● Task goal
Search the data for the word "JSON" and copy out every line that has it.

===== The data =====

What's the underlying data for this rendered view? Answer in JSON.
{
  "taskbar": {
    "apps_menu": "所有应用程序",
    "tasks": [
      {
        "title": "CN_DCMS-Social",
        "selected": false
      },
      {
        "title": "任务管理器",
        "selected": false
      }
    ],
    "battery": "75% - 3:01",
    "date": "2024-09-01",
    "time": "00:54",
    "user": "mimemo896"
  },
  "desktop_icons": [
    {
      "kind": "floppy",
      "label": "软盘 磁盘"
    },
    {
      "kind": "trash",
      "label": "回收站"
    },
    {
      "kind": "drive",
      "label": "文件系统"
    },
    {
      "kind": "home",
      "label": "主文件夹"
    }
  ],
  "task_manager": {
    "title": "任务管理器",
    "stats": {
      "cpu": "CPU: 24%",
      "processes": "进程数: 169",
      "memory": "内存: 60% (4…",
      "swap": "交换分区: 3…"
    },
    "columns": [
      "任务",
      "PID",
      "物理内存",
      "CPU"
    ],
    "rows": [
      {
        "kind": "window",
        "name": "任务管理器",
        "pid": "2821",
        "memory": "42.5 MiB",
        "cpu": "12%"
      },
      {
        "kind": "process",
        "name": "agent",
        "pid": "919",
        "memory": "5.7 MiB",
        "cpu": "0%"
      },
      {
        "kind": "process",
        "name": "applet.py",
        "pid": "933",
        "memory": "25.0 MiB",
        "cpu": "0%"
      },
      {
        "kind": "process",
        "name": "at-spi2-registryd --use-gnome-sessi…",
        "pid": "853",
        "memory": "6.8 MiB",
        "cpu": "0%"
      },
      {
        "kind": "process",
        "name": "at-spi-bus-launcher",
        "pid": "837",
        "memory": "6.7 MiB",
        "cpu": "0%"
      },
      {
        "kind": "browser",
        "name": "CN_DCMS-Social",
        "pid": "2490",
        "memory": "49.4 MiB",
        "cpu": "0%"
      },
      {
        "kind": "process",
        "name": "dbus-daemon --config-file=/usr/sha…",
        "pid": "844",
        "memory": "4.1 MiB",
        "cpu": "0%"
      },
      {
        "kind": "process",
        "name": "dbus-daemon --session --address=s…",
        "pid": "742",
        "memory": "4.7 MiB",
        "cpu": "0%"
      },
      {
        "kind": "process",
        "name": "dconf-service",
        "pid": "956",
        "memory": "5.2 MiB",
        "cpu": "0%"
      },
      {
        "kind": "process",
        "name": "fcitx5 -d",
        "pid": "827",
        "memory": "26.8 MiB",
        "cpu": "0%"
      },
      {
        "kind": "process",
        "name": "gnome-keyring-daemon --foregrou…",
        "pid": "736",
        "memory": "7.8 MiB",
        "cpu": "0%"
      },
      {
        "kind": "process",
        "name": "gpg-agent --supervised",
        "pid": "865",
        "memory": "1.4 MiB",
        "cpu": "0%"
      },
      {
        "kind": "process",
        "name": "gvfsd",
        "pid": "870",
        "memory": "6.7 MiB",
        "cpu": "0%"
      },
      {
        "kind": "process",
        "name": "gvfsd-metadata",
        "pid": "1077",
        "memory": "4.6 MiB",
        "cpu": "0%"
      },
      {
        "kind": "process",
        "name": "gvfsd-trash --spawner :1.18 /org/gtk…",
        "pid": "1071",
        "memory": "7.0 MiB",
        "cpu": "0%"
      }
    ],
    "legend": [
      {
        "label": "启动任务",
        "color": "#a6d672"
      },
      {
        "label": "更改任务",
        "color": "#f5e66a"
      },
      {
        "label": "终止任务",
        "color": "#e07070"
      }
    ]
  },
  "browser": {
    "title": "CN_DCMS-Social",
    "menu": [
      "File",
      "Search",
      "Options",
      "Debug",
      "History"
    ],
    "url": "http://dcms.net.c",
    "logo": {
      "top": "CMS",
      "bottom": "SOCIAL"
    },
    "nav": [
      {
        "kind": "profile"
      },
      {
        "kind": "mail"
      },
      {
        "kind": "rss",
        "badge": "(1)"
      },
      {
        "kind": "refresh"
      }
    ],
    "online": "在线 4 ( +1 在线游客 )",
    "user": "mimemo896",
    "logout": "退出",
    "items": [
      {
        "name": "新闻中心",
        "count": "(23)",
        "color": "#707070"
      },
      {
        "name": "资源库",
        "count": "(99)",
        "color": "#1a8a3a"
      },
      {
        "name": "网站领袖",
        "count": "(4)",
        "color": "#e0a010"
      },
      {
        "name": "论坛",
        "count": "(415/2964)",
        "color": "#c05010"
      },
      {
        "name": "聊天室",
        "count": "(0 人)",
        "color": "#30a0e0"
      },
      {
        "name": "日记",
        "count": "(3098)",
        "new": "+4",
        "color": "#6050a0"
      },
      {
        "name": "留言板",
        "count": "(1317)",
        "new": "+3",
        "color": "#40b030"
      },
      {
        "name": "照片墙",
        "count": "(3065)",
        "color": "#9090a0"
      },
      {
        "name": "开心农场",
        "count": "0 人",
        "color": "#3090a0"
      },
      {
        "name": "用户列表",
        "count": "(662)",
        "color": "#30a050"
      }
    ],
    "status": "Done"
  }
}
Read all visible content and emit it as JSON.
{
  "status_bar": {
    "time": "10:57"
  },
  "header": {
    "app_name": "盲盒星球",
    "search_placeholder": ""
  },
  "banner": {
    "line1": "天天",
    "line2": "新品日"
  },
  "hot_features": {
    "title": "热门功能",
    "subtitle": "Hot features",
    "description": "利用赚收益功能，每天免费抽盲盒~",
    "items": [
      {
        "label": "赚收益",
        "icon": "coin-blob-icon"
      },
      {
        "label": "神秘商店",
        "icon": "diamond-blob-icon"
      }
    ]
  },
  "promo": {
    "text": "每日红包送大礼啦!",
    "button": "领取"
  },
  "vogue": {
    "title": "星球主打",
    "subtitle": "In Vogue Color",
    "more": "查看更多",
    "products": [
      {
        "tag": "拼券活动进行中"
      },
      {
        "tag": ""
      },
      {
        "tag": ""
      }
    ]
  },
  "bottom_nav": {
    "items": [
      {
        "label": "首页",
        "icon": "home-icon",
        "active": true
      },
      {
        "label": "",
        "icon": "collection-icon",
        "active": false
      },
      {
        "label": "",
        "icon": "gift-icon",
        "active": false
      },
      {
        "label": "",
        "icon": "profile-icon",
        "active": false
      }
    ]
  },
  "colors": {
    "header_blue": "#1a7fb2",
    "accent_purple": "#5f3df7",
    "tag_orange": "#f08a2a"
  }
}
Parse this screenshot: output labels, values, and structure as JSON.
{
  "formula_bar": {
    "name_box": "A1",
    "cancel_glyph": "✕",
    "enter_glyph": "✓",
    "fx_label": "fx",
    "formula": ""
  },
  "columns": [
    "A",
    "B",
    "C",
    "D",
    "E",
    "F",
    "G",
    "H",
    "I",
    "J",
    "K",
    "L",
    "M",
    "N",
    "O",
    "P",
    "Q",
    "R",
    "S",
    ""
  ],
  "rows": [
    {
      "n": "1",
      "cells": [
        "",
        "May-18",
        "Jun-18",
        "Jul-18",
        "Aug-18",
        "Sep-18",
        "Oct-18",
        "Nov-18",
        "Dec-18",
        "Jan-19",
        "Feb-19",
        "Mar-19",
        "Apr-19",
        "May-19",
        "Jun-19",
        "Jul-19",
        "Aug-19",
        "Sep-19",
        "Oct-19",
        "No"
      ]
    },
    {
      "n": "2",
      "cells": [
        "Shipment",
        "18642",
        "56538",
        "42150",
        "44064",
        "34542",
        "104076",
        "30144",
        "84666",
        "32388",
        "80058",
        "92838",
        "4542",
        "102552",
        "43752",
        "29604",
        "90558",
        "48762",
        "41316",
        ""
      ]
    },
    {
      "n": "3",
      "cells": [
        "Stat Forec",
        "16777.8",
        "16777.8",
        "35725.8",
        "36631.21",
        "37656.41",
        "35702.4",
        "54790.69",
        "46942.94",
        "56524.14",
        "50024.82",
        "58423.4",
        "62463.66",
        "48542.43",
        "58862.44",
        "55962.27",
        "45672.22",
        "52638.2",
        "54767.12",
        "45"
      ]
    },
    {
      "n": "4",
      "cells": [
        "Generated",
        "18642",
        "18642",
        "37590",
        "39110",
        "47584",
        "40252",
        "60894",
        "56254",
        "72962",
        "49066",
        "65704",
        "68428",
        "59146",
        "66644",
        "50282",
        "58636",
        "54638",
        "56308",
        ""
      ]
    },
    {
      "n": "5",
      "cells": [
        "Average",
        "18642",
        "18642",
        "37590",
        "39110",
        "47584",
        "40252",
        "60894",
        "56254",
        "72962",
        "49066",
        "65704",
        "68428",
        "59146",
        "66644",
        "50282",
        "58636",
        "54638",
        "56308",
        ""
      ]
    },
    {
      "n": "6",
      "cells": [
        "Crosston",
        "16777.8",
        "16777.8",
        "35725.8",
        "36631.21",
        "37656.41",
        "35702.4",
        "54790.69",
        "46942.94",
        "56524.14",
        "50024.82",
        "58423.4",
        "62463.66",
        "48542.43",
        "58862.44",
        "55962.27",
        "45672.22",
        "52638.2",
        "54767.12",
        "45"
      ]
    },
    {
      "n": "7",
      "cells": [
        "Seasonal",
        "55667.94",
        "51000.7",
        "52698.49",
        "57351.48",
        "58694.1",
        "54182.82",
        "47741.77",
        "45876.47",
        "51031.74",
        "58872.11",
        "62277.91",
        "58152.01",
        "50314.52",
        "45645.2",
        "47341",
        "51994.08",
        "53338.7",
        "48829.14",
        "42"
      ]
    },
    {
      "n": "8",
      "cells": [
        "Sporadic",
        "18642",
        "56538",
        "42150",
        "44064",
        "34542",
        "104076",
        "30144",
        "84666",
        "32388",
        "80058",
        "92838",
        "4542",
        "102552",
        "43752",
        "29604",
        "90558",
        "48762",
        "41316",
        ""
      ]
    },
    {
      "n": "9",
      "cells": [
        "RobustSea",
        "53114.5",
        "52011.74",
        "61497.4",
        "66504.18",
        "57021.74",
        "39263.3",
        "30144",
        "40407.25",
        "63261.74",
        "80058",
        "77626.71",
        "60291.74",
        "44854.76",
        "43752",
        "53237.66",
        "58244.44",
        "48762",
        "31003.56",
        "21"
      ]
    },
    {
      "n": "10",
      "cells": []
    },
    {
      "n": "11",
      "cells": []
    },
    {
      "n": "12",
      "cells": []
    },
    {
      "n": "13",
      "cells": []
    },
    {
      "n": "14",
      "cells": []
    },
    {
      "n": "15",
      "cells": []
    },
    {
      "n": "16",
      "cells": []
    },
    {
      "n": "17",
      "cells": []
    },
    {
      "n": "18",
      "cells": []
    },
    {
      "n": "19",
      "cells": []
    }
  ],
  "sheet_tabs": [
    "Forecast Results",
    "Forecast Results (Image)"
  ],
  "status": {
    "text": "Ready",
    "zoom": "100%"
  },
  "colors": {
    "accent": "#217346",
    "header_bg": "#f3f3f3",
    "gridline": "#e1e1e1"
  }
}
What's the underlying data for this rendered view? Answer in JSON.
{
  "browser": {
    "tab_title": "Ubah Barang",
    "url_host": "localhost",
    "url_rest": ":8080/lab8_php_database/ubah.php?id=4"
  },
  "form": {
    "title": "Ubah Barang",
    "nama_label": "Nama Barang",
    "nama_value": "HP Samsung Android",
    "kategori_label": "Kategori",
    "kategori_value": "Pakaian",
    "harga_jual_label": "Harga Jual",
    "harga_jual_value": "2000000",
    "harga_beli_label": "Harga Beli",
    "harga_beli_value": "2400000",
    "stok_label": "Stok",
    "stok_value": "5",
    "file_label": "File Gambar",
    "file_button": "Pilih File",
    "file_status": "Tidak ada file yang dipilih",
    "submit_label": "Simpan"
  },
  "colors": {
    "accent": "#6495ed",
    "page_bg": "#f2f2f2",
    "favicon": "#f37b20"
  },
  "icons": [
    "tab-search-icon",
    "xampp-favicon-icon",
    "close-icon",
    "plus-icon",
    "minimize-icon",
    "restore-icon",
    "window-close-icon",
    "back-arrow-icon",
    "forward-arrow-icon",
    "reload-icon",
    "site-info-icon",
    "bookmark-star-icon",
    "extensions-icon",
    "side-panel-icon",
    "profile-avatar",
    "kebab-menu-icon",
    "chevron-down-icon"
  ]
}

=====

● Result of the task
What's the underlying data for this rendered view? Answer in JSON.
Read all visible content and emit it as JSON.
Parse this screenshot: output labels, values, and structure as JSON.
What's the underlying data for this rendered view? Answer in JSON.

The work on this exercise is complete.